IBTimes UK

Singapore's rail authorities admitted a crucial failure in applying vital safety mechanisms led to the accident on the SMRT track near Pasir Ris last month that killed two maintenance workers.

SMRT said in a statement on Monday that a vital safety protection measure was not applied before the men stepped on to the track, eventually getting under the train that crushed them to death on march 22.

The public transport operator also said it is "comprehensively reviewing all its safety structures, processes and compliance" in the wake of the accident.

The report, which details the conclusions of the investigation into the accident, added that the "effectiveness of such protection before entry in to the work site was not ensured as required".

The crucial finding in the report is that the Signal team, led by the supervisor, stepped onto the track before protection measures were implemented on the fateful day.

SMRT said before a maintenance team is allowed on the tracks, certain basic safety measures need to be activated. These include setting the speed limit on the track to 0 km/h, barring entry of trains on automated mode and deploying watchmen to look for any approaching trains.

However, these measures failed on that day, leading to the fatal accident in which two workers -- Nasrulhudin and Muhammad Asyraf -- died.

"SMRT deeply regrets that the failure to apply a vital safety procedure led to the tragic accident on 22 March 2016," the statement said.

The men were part of a team comprising six signal staff and nine permanent way staff that was on duty to examine a signaling condition monitoring device which had deled a snag."The device had earlier registered a warning of a possible fault that could affect train service. The engineering team made their way to the device in single file along the maintenance walkway," the statement said.

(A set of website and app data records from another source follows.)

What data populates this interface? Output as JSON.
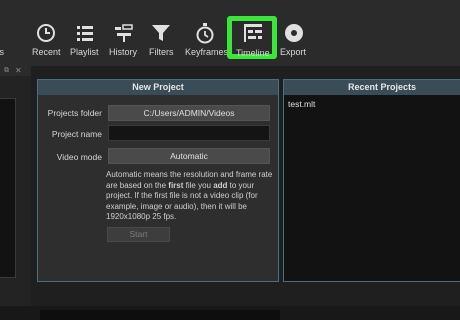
{
  "toolbar": {
    "items": [
      {
        "label": "Properties",
        "icon": "info-icon"
      },
      {
        "label": "Recent",
        "icon": "clock-icon"
      },
      {
        "label": "Playlist",
        "icon": "list-icon"
      },
      {
        "label": "History",
        "icon": "history-icon"
      },
      {
        "label": "Filters",
        "icon": "funnel-icon"
      },
      {
        "label": "Keyframes",
        "icon": "stopwatch-icon"
      },
      {
        "label": "Timeline",
        "icon": "timeline-icon"
      },
      {
        "label": "Export",
        "icon": "disc-icon"
      }
    ],
    "visible_properties_text": "erties",
    "highlight_color": "#39e639"
  },
  "new_project": {
    "title": "New Project",
    "projects_folder_label": "Projects folder",
    "projects_folder_value": "C:/Users/ADMIN/Videos",
    "project_name_label": "Project name",
    "project_name_value": "",
    "video_mode_label": "Video mode",
    "video_mode_value": "Automatic",
    "help_parts": [
      "Automatic means the resolution and frame rate are based on the ",
      "first",
      " file you ",
      "add",
      " to your project. If the first file is not a video clip (for example, image or audio), then it will be 1920x1080p 25 fps."
    ],
    "start_label": "Start"
  },
  "recent_projects": {
    "title": "Recent Projects",
    "items": [
      "test.mlt"
    ]
  }
}
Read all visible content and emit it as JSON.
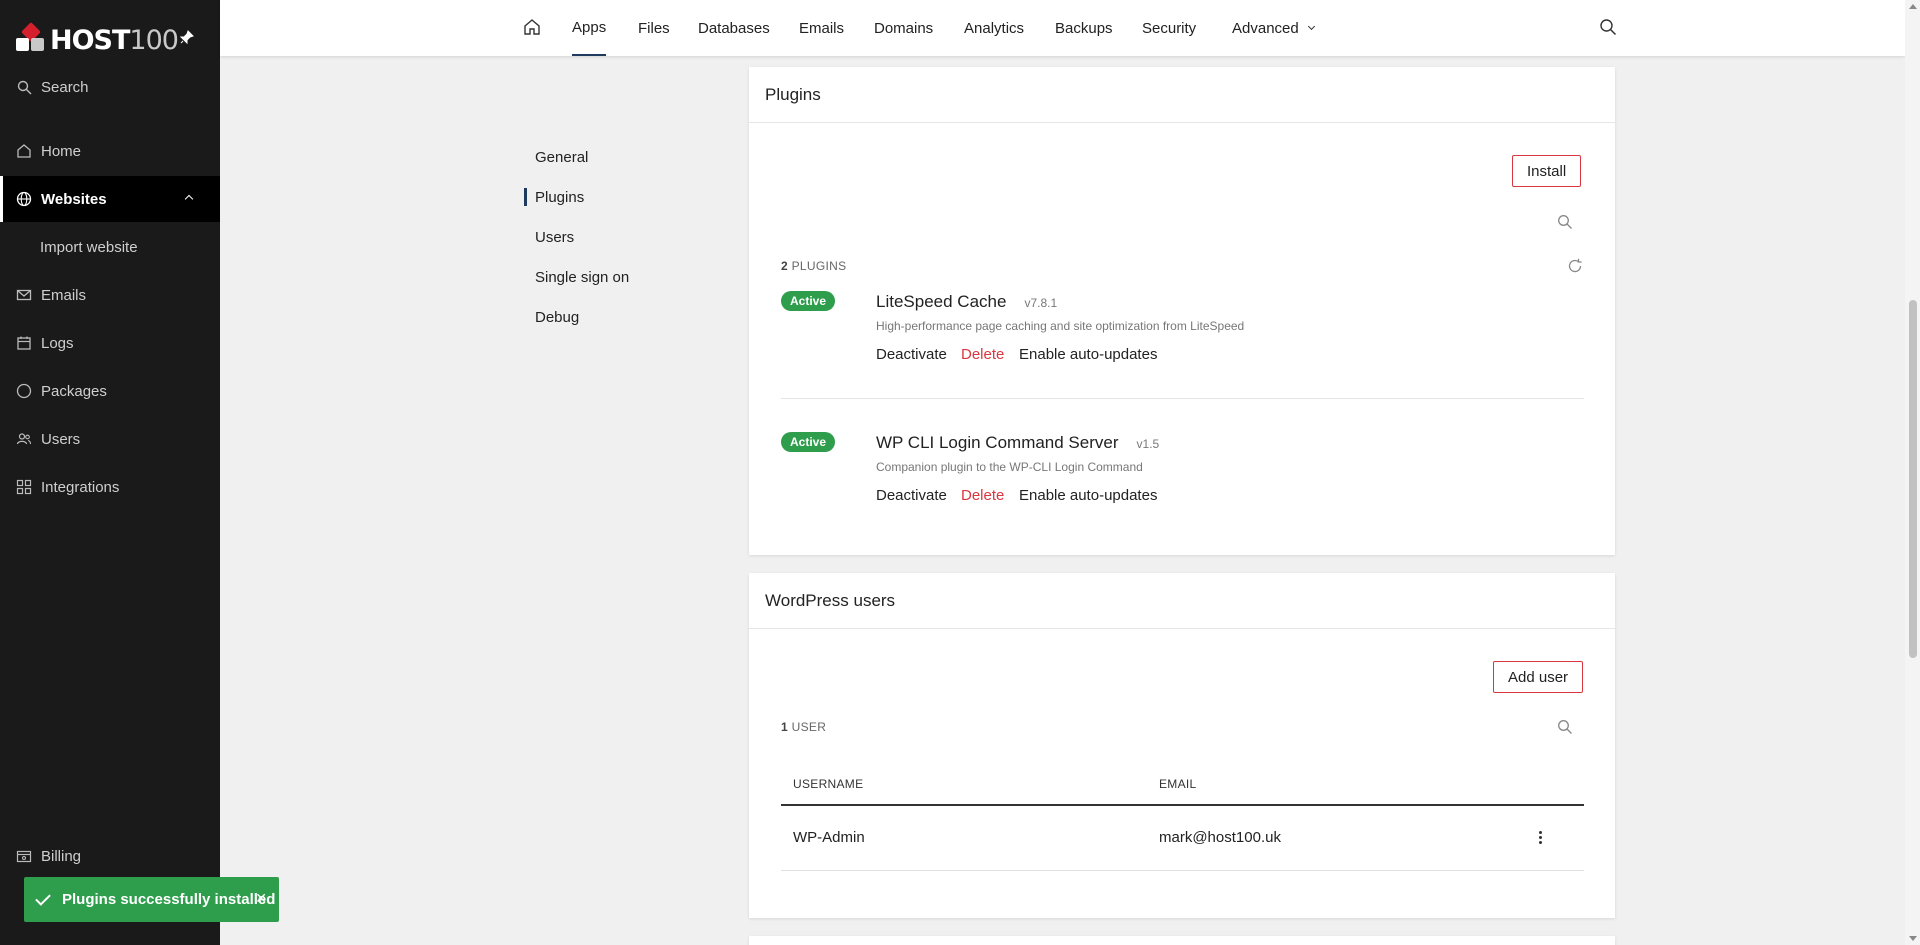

While the supervisor narrowly avoided the oncoming train, his colleagues who were left on the track could not react in good time to save their lives, the statement added.

IBTimes UK